1612: Galileo incorrectly records Neptune as a fixed star during observations with his small telescope.
1846: Using mathematical calculations, astronomers discover Neptune, increasing the number of known planets to eight. Neptune's largest moon, Triton, is found the same year.
1983: Pioneer 10 crosses the orbit of Neptune and becomes the first human-made object to travel beyond the orbits of the planets of our solar system. The spacecraft remains on a trajectory heading towards the red star Aldebaran (in the constellation Taurus) and is expected to pass by it in about 2,000,000 years.
1984: Astronomers find evidence for the existence of a ring system around Neptune.
1989: Voyager 2 becomes the first and only spacecraft to visit Neptune, passing about 4,800 kilometers (2,983 miles) above the planet's north pole.
2002: Using improved observing techniques, astronomers discover four new moons orbiting Neptune: Laomedia, Neso, Sao and Halimede.
2003: Another moon, Psamathe, is discovered using ground-based telescopes.
2005: Scientists using the Keck Observatory take images of the outer rings and find that some of the ring arcs have deteriorated.
2011: Neptune completes its first 165-year orbit of the sun since its discovery in 1846.
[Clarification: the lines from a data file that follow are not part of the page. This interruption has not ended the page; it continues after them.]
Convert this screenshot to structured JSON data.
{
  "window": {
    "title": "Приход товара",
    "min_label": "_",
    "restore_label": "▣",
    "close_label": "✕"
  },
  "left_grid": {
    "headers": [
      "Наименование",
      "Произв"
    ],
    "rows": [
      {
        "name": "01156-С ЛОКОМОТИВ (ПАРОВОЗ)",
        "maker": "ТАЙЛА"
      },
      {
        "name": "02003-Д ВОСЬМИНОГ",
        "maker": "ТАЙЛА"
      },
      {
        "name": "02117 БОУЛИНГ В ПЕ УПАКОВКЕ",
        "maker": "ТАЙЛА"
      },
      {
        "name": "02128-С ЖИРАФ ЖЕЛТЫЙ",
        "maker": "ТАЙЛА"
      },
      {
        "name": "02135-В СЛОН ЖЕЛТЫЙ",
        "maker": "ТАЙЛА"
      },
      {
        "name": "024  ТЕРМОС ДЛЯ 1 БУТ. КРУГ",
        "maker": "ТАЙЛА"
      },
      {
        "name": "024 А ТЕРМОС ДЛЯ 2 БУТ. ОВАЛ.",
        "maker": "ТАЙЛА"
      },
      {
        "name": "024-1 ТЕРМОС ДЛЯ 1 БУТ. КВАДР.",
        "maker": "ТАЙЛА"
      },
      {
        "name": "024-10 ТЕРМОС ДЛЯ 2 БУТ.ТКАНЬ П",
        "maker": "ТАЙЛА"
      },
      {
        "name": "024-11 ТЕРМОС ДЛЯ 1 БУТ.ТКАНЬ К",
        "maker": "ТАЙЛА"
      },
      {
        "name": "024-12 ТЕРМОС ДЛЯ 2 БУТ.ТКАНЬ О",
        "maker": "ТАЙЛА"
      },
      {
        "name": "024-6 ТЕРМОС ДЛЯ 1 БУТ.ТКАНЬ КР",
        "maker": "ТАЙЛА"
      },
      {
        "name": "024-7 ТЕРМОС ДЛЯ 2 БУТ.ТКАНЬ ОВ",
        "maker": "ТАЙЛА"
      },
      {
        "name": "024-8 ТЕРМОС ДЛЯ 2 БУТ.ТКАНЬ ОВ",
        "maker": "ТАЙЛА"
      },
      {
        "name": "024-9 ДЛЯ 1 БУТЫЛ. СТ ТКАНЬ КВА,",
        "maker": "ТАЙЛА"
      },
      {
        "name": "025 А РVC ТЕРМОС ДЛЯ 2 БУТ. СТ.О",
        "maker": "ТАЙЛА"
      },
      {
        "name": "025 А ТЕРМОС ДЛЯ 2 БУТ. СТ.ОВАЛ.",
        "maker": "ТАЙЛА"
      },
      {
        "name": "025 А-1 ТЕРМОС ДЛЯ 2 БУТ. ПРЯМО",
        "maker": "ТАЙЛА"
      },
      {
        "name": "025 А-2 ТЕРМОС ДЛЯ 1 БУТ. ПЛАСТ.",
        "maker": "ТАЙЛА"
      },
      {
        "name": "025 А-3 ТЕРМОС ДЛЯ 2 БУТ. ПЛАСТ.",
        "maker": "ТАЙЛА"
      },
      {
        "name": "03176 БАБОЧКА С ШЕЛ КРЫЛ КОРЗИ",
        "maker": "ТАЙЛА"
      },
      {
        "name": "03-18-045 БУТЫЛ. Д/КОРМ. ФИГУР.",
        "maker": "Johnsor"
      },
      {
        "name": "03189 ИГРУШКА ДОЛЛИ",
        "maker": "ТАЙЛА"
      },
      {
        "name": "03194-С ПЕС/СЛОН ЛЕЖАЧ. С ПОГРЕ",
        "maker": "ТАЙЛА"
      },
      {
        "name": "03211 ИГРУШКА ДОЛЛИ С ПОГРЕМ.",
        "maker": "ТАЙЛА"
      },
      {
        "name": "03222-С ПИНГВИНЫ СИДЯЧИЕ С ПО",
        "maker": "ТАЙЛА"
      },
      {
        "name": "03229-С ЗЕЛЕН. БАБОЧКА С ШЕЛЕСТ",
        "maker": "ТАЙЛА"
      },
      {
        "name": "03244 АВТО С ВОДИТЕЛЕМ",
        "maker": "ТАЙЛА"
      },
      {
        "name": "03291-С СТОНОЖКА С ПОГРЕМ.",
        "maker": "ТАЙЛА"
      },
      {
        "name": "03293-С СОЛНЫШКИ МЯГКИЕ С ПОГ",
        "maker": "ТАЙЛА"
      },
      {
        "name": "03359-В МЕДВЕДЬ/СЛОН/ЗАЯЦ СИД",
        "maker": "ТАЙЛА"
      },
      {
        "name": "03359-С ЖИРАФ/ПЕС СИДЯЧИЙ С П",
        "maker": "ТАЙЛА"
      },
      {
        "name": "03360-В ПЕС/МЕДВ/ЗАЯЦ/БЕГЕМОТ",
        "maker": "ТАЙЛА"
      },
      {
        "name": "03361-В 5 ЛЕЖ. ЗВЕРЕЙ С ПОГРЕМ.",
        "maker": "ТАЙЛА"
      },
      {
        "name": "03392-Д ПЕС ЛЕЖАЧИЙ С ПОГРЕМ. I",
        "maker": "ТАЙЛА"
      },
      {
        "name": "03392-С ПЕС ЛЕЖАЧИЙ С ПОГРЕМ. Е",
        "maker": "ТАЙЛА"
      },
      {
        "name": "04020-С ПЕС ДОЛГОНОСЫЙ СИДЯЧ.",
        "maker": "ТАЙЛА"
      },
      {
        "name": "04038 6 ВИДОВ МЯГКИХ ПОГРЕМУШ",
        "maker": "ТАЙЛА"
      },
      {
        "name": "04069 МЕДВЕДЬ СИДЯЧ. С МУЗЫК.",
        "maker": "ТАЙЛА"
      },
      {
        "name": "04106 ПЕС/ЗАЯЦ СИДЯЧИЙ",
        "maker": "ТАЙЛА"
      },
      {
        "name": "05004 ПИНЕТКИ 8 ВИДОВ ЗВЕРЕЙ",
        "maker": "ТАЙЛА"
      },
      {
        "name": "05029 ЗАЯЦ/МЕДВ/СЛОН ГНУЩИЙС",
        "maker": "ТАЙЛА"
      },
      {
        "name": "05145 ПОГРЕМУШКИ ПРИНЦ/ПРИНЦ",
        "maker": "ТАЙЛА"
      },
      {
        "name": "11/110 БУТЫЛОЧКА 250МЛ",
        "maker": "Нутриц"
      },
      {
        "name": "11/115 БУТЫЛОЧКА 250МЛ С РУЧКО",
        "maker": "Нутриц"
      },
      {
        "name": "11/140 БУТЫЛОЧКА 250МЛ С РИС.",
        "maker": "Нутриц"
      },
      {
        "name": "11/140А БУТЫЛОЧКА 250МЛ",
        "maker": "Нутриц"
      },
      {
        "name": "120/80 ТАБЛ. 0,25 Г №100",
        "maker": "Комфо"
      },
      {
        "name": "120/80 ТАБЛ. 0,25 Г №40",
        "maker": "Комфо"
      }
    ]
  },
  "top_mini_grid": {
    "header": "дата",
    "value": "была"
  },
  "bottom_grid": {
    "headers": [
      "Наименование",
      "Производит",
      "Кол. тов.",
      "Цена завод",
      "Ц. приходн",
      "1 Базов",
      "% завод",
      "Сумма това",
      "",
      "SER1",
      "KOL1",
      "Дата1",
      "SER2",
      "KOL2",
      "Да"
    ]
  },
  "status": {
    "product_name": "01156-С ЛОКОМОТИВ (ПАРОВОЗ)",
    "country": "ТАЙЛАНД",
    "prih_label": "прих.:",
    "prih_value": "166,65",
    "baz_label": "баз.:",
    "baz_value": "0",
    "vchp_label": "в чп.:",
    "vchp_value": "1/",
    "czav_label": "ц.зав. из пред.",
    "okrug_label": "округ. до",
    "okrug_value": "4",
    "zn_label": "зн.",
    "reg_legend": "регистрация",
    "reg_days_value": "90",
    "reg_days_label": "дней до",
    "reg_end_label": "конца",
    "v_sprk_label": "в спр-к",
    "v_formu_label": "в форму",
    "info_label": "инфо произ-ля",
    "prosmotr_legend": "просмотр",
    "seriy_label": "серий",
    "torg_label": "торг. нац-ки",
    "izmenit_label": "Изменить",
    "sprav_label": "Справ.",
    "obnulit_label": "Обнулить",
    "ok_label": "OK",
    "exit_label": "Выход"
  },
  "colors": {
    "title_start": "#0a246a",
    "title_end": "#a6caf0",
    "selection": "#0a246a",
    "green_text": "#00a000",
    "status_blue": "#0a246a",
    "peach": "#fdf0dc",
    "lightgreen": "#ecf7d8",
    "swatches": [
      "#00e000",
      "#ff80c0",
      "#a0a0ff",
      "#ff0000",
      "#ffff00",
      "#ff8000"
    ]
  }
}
2013: A scientist studying Neptune's ring arcs in archival Hubble Space Telescope images finds a previously unknown 14th moon of Neptune, provisionally designated S/2004 N 1.
2016: Scientists using the Hubble Space Telescope discover a new dark spot on Neptune, the first new atmospheric vortex seen in the 21st century.
“Exploration.” NASA, NASA, 26 June 2019, solarsystem.nasa.gov/planets/neptune/exploration/?
165 Earth years
15,299.4 miles | 24,622 kilometers
“In Depth.” NASA, NASA, 23 June 2020, solarsystem.nasa.gov/planets/neptune/in-depth/.